Element data from apps and pages
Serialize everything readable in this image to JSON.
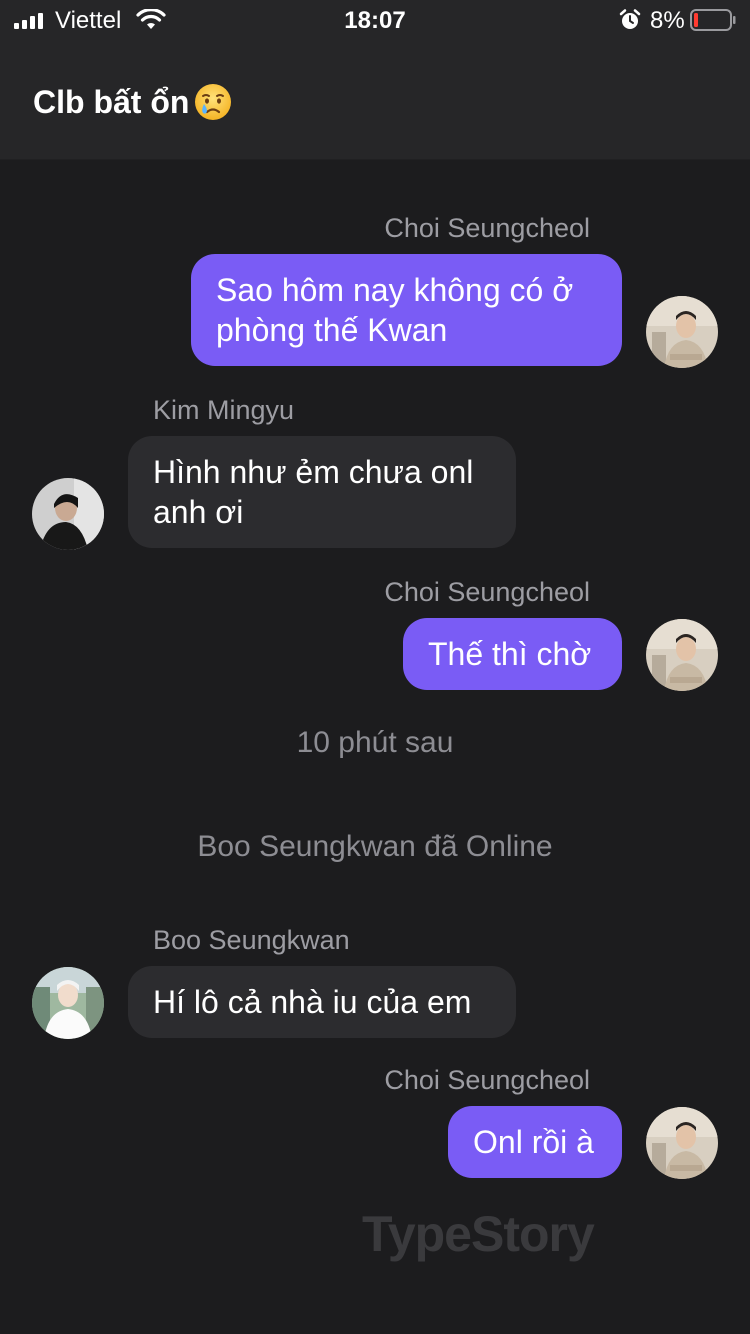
{
  "status_bar": {
    "carrier": "Viettel",
    "time": "18:07",
    "battery": "8%",
    "icons": [
      "signal-icon",
      "wifi-icon",
      "alarm-icon",
      "battery-icon"
    ]
  },
  "header": {
    "title": "Clb bất ổn",
    "emoji": "crying-face"
  },
  "messages": [
    {
      "sender": "Choi Seungcheol",
      "lines": [
        "Sao hôm nay không có ở",
        "phòng thế Kwan"
      ],
      "side": "right"
    },
    {
      "sender": "Kim Mingyu",
      "lines": [
        "Hình như ẻm chưa onl",
        "anh ơi"
      ],
      "side": "left"
    },
    {
      "sender": "Choi Seungcheol",
      "lines": [
        "Thế thì chờ"
      ],
      "side": "right"
    },
    {
      "sender": "Boo Seungkwan",
      "lines": [
        "Hí lô cả nhà iu của em"
      ],
      "side": "left"
    },
    {
      "sender": "Choi Seungcheol",
      "lines": [
        "Onl rồi à"
      ],
      "side": "right"
    }
  ],
  "system": {
    "time_gap": "10 phút sau",
    "online_notice": "Boo Seungkwan đã Online"
  },
  "watermark": "TypeStory",
  "colors": {
    "background": "#1c1c1e",
    "header": "#262628",
    "outgoing_bubble": "#7a5cf5",
    "incoming_bubble": "#2c2c2f",
    "muted_text": "#9d9da3",
    "battery_low": "#ff3b30"
  }
}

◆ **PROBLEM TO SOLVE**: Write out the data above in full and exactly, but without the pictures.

◆ **PROBLEM SOLUTION**:
Serialize everything readable in this image to JSON.
{
  "status_bar": {
    "carrier": "Viettel",
    "time": "18:07",
    "battery": "8%",
    "icons": [
      "signal-icon",
      "wifi-icon",
      "alarm-icon",
      "battery-icon"
    ]
  },
  "header": {
    "title": "Clb bất ổn",
    "emoji": "crying-face"
  },
  "messages": [
    {
      "sender": "Choi Seungcheol",
      "lines": [
        "Sao hôm nay không có ở",
        "phòng thế Kwan"
      ],
      "side": "right"
    },
    {
      "sender": "Kim Mingyu",
      "lines": [
        "Hình như ẻm chưa onl",
        "anh ơi"
      ],
      "side": "left"
    },
    {
      "sender": "Choi Seungcheol",
      "lines": [
        "Thế thì chờ"
      ],
      "side": "right"
    },
    {
      "sender": "Boo Seungkwan",
      "lines": [
        "Hí lô cả nhà iu của em"
      ],
      "side": "left"
    },
    {
      "sender": "Choi Seungcheol",
      "lines": [
        "Onl rồi à"
      ],
      "side": "right"
    }
  ],
  "system": {
    "time_gap": "10 phút sau",
    "online_notice": "Boo Seungkwan đã Online"
  },
  "watermark": "TypeStory",
  "colors": {
    "background": "#1c1c1e",
    "header": "#262628",
    "outgoing_bubble": "#7a5cf5",
    "incoming_bubble": "#2c2c2f",
    "muted_text": "#9d9da3",
    "battery_low": "#ff3b30"
  }
}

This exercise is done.